══ Given records ══

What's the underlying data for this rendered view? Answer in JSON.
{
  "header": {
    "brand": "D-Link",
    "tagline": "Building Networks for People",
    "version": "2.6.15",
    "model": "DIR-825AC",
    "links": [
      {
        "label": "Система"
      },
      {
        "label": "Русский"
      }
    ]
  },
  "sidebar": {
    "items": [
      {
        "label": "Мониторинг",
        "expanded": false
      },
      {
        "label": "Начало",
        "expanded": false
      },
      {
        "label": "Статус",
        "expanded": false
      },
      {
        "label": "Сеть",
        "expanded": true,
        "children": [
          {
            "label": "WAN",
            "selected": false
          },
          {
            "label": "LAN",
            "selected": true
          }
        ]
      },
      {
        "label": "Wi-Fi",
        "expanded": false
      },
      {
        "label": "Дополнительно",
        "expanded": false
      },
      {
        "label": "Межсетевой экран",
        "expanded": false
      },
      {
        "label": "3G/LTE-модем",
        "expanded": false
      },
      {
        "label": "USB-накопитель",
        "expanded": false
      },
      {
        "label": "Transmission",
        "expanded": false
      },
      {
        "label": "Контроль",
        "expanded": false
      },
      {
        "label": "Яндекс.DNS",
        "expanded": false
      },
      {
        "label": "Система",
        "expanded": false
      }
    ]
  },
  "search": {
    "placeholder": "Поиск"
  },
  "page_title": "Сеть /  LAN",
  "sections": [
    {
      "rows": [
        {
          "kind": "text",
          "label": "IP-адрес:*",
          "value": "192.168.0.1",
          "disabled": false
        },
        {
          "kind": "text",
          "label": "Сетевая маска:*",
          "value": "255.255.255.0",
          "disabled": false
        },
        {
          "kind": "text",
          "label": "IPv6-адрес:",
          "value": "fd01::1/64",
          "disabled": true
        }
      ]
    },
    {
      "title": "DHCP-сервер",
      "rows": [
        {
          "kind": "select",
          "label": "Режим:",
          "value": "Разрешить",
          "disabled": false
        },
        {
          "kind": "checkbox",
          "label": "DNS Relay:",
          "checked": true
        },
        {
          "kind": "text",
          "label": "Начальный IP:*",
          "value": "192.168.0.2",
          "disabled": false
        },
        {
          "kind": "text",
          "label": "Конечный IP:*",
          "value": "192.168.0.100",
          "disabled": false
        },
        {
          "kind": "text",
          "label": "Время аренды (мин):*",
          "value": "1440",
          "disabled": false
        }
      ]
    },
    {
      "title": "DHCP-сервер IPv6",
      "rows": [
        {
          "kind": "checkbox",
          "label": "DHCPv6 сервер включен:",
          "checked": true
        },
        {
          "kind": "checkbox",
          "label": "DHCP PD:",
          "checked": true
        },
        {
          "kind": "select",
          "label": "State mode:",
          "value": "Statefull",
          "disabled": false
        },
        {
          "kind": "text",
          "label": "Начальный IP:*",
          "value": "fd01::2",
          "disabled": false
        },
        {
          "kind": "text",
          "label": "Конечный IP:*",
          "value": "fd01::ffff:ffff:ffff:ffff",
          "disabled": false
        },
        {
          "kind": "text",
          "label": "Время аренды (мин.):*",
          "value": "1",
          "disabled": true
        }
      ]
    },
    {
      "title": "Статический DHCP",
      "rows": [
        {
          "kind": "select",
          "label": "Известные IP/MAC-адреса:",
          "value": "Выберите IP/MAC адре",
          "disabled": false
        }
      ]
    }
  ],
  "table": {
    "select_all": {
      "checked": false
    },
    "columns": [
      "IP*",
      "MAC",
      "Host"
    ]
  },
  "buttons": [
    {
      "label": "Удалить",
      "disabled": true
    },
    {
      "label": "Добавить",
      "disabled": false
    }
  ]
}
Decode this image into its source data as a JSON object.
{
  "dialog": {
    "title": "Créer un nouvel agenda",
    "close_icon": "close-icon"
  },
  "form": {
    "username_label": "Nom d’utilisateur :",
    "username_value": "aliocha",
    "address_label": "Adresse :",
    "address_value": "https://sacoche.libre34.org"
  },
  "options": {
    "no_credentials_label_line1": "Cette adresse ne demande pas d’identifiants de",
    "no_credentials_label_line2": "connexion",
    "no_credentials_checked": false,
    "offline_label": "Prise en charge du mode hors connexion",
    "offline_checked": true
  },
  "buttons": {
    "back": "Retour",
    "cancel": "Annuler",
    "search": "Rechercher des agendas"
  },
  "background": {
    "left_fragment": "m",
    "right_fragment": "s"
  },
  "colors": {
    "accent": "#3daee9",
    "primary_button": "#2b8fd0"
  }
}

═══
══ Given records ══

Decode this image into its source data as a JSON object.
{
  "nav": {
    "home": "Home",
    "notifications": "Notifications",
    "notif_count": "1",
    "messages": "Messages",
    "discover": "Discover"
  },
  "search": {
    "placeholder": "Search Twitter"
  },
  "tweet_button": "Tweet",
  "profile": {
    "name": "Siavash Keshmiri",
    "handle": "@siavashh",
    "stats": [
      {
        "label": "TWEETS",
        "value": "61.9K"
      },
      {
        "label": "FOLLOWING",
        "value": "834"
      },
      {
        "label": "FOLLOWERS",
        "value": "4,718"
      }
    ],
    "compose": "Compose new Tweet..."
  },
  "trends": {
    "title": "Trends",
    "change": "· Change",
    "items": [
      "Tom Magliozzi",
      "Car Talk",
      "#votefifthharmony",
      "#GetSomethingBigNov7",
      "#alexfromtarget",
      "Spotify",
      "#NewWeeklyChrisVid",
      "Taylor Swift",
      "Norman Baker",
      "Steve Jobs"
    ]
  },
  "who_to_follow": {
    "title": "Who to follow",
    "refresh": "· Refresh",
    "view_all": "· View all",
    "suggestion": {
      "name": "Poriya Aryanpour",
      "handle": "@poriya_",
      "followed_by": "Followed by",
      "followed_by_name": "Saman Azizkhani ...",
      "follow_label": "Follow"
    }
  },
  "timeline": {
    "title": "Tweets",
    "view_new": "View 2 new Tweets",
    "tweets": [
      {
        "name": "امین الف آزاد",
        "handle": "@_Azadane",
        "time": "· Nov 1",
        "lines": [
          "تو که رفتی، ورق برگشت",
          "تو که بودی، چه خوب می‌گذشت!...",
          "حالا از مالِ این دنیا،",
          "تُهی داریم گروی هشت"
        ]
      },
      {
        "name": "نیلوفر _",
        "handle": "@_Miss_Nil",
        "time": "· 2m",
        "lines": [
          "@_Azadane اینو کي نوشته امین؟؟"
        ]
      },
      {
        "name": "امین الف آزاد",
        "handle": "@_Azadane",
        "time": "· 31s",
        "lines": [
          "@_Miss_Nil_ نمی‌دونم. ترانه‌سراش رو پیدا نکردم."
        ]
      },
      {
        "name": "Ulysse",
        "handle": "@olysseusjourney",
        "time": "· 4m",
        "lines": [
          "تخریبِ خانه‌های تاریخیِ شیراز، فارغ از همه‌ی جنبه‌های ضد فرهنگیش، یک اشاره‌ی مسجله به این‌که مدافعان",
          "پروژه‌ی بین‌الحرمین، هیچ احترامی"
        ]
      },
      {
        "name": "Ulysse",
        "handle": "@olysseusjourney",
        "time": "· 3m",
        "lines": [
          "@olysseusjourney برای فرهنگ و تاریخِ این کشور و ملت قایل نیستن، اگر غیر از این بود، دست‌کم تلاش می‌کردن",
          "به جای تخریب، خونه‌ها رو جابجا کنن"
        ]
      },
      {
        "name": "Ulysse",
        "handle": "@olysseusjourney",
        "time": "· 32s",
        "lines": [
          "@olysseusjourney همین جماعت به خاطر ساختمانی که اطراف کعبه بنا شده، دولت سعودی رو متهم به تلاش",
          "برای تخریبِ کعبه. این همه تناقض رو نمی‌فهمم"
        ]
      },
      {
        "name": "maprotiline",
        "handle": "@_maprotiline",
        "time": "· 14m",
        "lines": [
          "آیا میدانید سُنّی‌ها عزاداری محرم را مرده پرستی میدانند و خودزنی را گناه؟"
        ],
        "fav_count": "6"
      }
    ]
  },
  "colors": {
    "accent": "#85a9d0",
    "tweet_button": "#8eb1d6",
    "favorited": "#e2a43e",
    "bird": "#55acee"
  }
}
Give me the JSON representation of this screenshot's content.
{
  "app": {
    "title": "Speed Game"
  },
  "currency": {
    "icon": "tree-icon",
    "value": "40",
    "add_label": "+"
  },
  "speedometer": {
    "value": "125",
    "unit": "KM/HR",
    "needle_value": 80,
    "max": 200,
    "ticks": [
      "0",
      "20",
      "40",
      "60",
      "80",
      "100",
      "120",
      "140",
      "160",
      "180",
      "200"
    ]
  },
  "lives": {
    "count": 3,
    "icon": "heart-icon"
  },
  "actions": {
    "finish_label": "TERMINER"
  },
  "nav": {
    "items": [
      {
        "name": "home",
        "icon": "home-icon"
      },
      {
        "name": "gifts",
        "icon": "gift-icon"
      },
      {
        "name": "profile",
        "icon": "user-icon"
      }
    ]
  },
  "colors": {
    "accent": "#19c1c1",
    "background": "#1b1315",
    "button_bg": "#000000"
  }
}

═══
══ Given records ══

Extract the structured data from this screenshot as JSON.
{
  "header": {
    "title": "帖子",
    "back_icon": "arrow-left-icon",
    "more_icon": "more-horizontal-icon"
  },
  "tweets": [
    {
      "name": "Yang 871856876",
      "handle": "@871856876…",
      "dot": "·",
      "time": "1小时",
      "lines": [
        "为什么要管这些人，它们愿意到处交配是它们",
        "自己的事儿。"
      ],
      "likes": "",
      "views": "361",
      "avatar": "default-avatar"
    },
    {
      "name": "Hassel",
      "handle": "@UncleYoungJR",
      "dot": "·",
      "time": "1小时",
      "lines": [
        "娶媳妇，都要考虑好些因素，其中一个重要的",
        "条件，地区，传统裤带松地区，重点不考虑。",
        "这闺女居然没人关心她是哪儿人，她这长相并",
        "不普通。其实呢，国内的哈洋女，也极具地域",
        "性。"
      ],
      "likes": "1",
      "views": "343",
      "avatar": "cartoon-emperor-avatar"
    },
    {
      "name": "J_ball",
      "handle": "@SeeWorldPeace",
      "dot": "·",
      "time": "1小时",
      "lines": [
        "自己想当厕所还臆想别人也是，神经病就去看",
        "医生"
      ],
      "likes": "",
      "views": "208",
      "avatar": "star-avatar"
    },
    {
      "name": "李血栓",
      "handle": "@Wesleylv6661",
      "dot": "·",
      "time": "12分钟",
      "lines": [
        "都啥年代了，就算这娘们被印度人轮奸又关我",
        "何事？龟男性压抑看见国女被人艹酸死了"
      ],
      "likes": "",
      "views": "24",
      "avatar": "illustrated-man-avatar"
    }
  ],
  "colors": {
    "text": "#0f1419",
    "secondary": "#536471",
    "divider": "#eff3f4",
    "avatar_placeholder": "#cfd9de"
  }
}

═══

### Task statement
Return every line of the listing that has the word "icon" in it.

### The completed task
    "close_icon": "close-icon"
    "icon": "tree-icon",
    "icon": "heart-icon"
        "icon": "home-icon"
        "icon": "gift-icon"
        "icon": "user-icon"
    "back_icon": "arrow-left-icon",
    "more_icon": "more-horizontal-icon"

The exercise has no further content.